◆ Page and application data records ◆
════

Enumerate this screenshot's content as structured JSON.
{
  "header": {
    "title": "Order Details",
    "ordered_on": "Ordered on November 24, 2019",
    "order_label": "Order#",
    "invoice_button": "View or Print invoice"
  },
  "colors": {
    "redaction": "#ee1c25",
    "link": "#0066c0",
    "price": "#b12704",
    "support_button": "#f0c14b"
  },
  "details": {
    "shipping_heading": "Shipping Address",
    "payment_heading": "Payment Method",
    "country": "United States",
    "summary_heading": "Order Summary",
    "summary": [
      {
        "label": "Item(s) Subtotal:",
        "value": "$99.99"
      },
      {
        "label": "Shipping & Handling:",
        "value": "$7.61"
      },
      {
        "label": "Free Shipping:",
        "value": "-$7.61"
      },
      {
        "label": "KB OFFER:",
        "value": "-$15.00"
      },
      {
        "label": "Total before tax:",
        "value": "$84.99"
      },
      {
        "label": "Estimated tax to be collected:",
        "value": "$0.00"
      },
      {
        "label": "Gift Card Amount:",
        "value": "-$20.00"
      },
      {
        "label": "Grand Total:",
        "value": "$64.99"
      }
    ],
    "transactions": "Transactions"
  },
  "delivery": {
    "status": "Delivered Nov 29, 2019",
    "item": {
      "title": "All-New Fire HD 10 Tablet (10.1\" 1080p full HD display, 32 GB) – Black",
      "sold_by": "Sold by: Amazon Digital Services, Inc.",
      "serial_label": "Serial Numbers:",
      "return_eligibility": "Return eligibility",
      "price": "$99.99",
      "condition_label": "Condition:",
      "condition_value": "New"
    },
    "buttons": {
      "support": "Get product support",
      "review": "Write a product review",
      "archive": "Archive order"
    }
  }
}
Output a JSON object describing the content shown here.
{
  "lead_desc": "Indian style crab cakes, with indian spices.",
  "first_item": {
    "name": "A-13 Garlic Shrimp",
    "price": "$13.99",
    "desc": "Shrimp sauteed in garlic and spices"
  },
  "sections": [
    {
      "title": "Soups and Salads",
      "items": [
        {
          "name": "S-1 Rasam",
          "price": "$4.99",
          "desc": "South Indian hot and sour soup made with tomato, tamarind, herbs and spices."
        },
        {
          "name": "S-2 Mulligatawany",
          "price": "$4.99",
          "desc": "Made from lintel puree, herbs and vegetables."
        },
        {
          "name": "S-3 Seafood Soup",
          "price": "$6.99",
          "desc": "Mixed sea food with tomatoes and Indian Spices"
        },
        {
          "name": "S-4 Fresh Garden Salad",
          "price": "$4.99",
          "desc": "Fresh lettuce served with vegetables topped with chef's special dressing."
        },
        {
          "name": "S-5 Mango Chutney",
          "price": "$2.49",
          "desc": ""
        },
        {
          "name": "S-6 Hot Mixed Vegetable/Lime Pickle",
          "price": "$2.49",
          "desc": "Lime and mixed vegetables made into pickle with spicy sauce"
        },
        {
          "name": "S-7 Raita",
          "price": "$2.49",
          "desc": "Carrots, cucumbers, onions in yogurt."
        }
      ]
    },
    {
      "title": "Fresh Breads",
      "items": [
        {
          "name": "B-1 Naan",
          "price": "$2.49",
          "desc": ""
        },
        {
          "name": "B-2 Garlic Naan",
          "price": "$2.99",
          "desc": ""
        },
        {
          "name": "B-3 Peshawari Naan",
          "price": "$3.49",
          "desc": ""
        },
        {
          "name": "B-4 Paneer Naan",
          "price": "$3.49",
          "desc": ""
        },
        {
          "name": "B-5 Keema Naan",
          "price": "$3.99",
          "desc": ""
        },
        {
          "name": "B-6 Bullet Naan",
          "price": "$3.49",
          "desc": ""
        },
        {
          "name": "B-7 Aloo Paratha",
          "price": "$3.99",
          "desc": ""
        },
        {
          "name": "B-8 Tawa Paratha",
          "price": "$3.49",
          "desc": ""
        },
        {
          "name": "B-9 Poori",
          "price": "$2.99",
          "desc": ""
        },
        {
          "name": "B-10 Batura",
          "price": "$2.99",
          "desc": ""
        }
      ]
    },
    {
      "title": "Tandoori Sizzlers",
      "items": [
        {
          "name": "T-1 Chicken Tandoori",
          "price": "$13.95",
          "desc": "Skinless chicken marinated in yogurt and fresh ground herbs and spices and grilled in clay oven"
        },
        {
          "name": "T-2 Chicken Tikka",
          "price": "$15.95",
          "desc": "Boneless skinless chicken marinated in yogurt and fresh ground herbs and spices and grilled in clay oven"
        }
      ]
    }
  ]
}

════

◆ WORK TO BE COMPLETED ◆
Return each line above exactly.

◆ SOLUTION FOR THIS EXERCISE ◆
Enumerate this screenshot's content as structured JSON.
{
  "header": {
    "title": "Order Details",
    "ordered_on": "Ordered on November 24, 2019",
    "order_label": "Order#",
    "invoice_button": "View or Print invoice"
  },
  "colors": {
    "redaction": "#ee1c25",
    "link": "#0066c0",
    "price": "#b12704",
    "support_button": "#f0c14b"
  },
  "details": {
    "shipping_heading": "Shipping Address",
    "payment_heading": "Payment Method",
    "country": "United States",
    "summary_heading": "Order Summary",
    "summary": [
      {
        "label": "Item(s) Subtotal:",
        "value": "$99.99"
      },
      {
        "label": "Shipping & Handling:",
        "value": "$7.61"
      },
      {
        "label": "Free Shipping:",
        "value": "-$7.61"
      },
      {
        "label": "KB OFFER:",
        "value": "-$15.00"
      },
      {
        "label": "Total before tax:",
        "value": "$84.99"
      },
      {
        "label": "Estimated tax to be collected:",
        "value": "$0.00"
      },
      {
        "label": "Gift Card Amount:",
        "value": "-$20.00"
      },
      {
        "label": "Grand Total:",
        "value": "$64.99"
      }
    ],
    "transactions": "Transactions"
  },
  "delivery": {
    "status": "Delivered Nov 29, 2019",
    "item": {
      "title": "All-New Fire HD 10 Tablet (10.1\" 1080p full HD display, 32 GB) – Black",
      "sold_by": "Sold by: Amazon Digital Services, Inc.",
      "serial_label": "Serial Numbers:",
      "return_eligibility": "Return eligibility",
      "price": "$99.99",
      "condition_label": "Condition:",
      "condition_value": "New"
    },
    "buttons": {
      "support": "Get product support",
      "review": "Write a product review",
      "archive": "Archive order"
    }
  }
}
Output a JSON object describing the content shown here.
{
  "lead_desc": "Indian style crab cakes, with indian spices.",
  "first_item": {
    "name": "A-13 Garlic Shrimp",
    "price": "$13.99",
    "desc": "Shrimp sauteed in garlic and spices"
  },
  "sections": [
    {
      "title": "Soups and Salads",
      "items": [
        {
          "name": "S-1 Rasam",
          "price": "$4.99",
          "desc": "South Indian hot and sour soup made with tomato, tamarind, herbs and spices."
        },
        {
          "name": "S-2 Mulligatawany",
          "price": "$4.99",
          "desc": "Made from lintel puree, herbs and vegetables."
        },
        {
          "name": "S-3 Seafood Soup",
          "price": "$6.99",
          "desc": "Mixed sea food with tomatoes and Indian Spices"
        },
        {
          "name": "S-4 Fresh Garden Salad",
          "price": "$4.99",
          "desc": "Fresh lettuce served with vegetables topped with chef's special dressing."
        },
        {
          "name": "S-5 Mango Chutney",
          "price": "$2.49",
          "desc": ""
        },
        {
          "name": "S-6 Hot Mixed Vegetable/Lime Pickle",
          "price": "$2.49",
          "desc": "Lime and mixed vegetables made into pickle with spicy sauce"
        },
        {
          "name": "S-7 Raita",
          "price": "$2.49",
          "desc": "Carrots, cucumbers, onions in yogurt."
        }
      ]
    },
    {
      "title": "Fresh Breads",
      "items": [
        {
          "name": "B-1 Naan",
          "price": "$2.49",
          "desc": ""
        },
        {
          "name": "B-2 Garlic Naan",
          "price": "$2.99",
          "desc": ""
        },
        {
          "name": "B-3 Peshawari Naan",
          "price": "$3.49",
          "desc": ""
        },
        {
          "name": "B-4 Paneer Naan",
          "price": "$3.49",
          "desc": ""
        },
        {
          "name": "B-5 Keema Naan",
          "price": "$3.99",
          "desc": ""
        },
        {
          "name": "B-6 Bullet Naan",
          "price": "$3.49",
          "desc": ""
        },
        {
          "name": "B-7 Aloo Paratha",
          "price": "$3.99",
          "desc": ""
        },
        {
          "name": "B-8 Tawa Paratha",
          "price": "$3.49",
          "desc": ""
        },
        {
          "name": "B-9 Poori",
          "price": "$2.99",
          "desc": ""
        },
        {
          "name": "B-10 Batura",
          "price": "$2.99",
          "desc": ""
        }
      ]
    },
    {
      "title": "Tandoori Sizzlers",
      "items": [
        {
          "name": "T-1 Chicken Tandoori",
          "price": "$13.95",
          "desc": "Skinless chicken marinated in yogurt and fresh ground herbs and spices and grilled in clay oven"
        },
        {
          "name": "T-2 Chicken Tikka",
          "price": "$15.95",
          "desc": "Boneless skinless chicken marinated in yogurt and fresh ground herbs and spices and grilled in clay oven"
        }
      ]
    }
  ]
}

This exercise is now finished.